The Pension Herbert is quite wrong to throw pot-follows member and defined ambition to the mercies of a pension commission. These are policies that have been arrived at through the offices of a democratically elected Pension Minister acting in consultation with his department and the pension industry.
Finally, let’s put to bed this argument that there is too much change in pensions. What has happened over the past five years has happened because there has been no fundamental change in DC over the past 25 years. The RDR, auto-enrolment, pension freedoms and the rebuilding of the DC framework through CDC mean that Britain can once again have a pensions system to be proud of.
We may have some more work to do cleaning up LGPS and creating a fairer spread of wealth between public and private sector pensions, but that’s for our next Government. Right now, we should be applauding the change not bemoaning it. A big-fat pension commission would never have allowed the progress we have seen.
I’m sorry that Steve feels he needs a pension commission for him to talk to Government, he should get out more! I have been to the DWP six times this year and the Treasury three times, Benefit Consultants have never had such access to Government.
We are about to elect a new Government, that may be the same as the old Government or may be something new. Whatever it is, and up here in Scotland it looks very different, it will be the Government of the people of the United Kingdom of England, Scotland, Northern Ireland and Wales.
The pension policy we adopt going forward may be shaped by the existing coalition, a Labour party with or without Gregg McClymont, UKIP, the DUP, Plaed Cymru and the SNP(not forgetting the Greens).
For Pensions to declare UDI from all this seems arbitrary and arrogant. We are one nation in retirement and to consign pension policy to a junta of the great and the good from our little world will do nothing to restore people’s confidence.

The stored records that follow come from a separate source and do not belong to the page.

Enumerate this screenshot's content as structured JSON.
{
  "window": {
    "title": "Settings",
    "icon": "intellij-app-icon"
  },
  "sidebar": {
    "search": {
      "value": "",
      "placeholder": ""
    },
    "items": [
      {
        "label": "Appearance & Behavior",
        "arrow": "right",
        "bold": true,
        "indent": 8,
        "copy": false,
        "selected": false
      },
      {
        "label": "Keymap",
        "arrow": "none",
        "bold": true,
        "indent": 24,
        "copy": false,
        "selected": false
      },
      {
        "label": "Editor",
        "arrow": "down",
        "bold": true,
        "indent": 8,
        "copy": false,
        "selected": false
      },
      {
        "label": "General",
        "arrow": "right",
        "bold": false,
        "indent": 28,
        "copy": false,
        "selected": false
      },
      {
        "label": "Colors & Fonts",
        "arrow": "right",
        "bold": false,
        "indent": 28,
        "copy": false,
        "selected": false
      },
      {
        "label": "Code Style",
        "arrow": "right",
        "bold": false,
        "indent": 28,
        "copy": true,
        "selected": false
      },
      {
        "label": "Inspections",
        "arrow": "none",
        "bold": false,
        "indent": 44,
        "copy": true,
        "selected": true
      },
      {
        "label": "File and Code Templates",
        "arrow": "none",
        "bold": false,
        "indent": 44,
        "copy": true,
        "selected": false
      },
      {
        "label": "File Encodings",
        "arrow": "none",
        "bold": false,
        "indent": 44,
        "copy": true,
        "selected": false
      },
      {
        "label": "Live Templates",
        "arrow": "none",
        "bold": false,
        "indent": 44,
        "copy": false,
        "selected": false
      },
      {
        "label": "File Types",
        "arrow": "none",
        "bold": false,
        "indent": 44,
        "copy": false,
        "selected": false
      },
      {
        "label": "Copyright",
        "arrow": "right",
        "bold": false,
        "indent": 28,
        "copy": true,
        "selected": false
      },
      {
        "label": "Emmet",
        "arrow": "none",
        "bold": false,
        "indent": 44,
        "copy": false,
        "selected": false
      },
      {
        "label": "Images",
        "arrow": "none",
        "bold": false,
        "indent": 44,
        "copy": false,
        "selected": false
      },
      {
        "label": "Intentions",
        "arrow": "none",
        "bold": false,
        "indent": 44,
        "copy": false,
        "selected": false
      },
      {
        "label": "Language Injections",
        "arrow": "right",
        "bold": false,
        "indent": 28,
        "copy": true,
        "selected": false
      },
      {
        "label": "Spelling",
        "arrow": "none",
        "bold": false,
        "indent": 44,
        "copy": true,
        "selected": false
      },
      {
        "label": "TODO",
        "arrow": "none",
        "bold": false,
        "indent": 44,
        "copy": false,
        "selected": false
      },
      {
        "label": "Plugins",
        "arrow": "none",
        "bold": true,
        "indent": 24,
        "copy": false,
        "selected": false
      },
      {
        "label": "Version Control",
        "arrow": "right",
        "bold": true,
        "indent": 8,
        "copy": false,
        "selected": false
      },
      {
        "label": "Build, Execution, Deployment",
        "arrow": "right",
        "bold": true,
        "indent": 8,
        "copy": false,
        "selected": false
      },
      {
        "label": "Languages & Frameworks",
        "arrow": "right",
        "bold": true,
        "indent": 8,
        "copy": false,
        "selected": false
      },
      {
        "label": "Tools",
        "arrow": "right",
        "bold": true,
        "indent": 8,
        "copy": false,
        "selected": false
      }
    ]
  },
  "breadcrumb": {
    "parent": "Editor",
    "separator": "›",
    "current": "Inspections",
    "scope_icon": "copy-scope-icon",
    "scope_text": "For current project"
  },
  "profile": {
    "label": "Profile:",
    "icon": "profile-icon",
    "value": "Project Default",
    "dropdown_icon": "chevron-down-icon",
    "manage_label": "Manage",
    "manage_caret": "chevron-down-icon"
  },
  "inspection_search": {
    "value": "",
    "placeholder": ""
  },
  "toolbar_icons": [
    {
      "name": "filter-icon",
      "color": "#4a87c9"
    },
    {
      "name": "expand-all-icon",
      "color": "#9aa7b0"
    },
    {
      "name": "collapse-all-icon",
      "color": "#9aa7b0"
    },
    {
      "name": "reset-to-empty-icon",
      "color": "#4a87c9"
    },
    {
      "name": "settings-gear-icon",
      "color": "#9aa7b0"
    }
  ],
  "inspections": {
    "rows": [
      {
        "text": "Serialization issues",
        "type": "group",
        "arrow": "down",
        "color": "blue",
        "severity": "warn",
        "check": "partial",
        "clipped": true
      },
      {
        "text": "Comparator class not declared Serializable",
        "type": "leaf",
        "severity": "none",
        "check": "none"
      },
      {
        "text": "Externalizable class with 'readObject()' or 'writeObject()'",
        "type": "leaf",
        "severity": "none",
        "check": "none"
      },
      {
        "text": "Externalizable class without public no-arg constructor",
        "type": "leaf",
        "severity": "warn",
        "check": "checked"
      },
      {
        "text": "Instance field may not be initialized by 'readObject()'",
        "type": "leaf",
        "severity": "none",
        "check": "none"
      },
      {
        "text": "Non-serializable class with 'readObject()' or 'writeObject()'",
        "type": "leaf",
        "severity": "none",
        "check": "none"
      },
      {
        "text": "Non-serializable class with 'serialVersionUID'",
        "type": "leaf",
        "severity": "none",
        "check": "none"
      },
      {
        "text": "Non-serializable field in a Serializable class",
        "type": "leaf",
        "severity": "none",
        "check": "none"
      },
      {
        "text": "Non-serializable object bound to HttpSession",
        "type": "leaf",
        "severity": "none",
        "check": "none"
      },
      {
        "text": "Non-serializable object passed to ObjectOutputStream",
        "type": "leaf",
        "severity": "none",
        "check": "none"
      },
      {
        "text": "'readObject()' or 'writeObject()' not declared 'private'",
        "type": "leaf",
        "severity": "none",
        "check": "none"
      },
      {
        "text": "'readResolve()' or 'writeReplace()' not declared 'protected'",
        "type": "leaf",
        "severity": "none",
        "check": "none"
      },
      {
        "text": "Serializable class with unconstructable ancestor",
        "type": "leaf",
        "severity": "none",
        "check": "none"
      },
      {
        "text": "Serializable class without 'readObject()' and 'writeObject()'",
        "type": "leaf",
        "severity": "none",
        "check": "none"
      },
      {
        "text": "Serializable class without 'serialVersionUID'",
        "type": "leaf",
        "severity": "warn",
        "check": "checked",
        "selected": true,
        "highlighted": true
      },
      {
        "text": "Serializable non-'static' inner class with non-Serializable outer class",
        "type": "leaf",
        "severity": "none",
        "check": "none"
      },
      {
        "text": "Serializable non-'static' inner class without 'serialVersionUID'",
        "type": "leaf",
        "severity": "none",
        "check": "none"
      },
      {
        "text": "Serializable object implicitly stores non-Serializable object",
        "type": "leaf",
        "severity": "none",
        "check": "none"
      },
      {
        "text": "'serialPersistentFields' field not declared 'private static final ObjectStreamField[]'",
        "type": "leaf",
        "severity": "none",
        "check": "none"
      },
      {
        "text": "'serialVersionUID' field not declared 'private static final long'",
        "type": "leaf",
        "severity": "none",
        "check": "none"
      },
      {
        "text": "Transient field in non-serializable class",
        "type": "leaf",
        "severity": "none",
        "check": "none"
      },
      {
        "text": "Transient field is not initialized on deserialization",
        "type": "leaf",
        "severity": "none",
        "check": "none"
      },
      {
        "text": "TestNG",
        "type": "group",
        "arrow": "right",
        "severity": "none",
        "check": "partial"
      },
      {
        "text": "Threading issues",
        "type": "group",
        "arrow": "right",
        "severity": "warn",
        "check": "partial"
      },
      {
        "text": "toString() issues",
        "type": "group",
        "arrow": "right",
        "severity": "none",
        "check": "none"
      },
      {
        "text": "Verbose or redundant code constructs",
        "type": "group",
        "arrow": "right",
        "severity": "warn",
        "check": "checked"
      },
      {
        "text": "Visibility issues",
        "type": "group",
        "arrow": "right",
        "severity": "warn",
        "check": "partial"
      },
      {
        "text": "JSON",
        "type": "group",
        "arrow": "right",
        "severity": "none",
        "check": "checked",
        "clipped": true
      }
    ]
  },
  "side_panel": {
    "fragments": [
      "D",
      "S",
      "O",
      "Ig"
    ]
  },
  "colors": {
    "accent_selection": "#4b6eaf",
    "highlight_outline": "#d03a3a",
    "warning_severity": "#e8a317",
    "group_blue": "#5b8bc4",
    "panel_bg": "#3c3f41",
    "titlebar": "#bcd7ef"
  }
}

Ironically, in arguing for a maintenance of the status quo, Steve and Malcolm are calling for fundamental change. Malcolm is even calling for a fundamental review of the tax reliefs surrounding pensions! That’s another problem with pension commissions, everyone secretly wants to play pension minister, collectively they end up like the tigers running round the tree till they turn to melted butter. If you are too young to remember the story of Little Black Sambo, you can read it here (and watch the video at the end of this paper).
Change is part of things, changes in pensions will happen, whether a quango called the pension commission is formed or not. If the next George Osborne decides to throw a hand grenade into the coy-carp pond, there is nothing that a pension commission could do- other than to moan.
The exemplum of good pensions governance has been the system we have had over the past five years which has seen the introduction of the first part of auto-enrolment, the creation of a new and better state pension system, a proper system of governance for personal pensions, a curb on advisory, fund and transactional costs and the foundations of a new way of spending our savings.
All of these policies (and I do exclude pot-follows-member which I don’t get) have taken us forward. The department of pension irresponsibility continues to play silly buggers with the LTA and annoy everyone with its showboating on pension freedoms but that is the price we will have to pay.
So my message to Steve and Malcolm is to stop worrying and continue doing the great job you do for pensions. With the likes of you two, that grumpy Higham character, Ros Altmann, Jo Cumbo and a fair few others, pensions is more than capable of looking after itself.
Above all, let’s make sure that we get another proper pensions minister not some dim-witted apparatchnick who couldn’t get into the Treasury’s first team.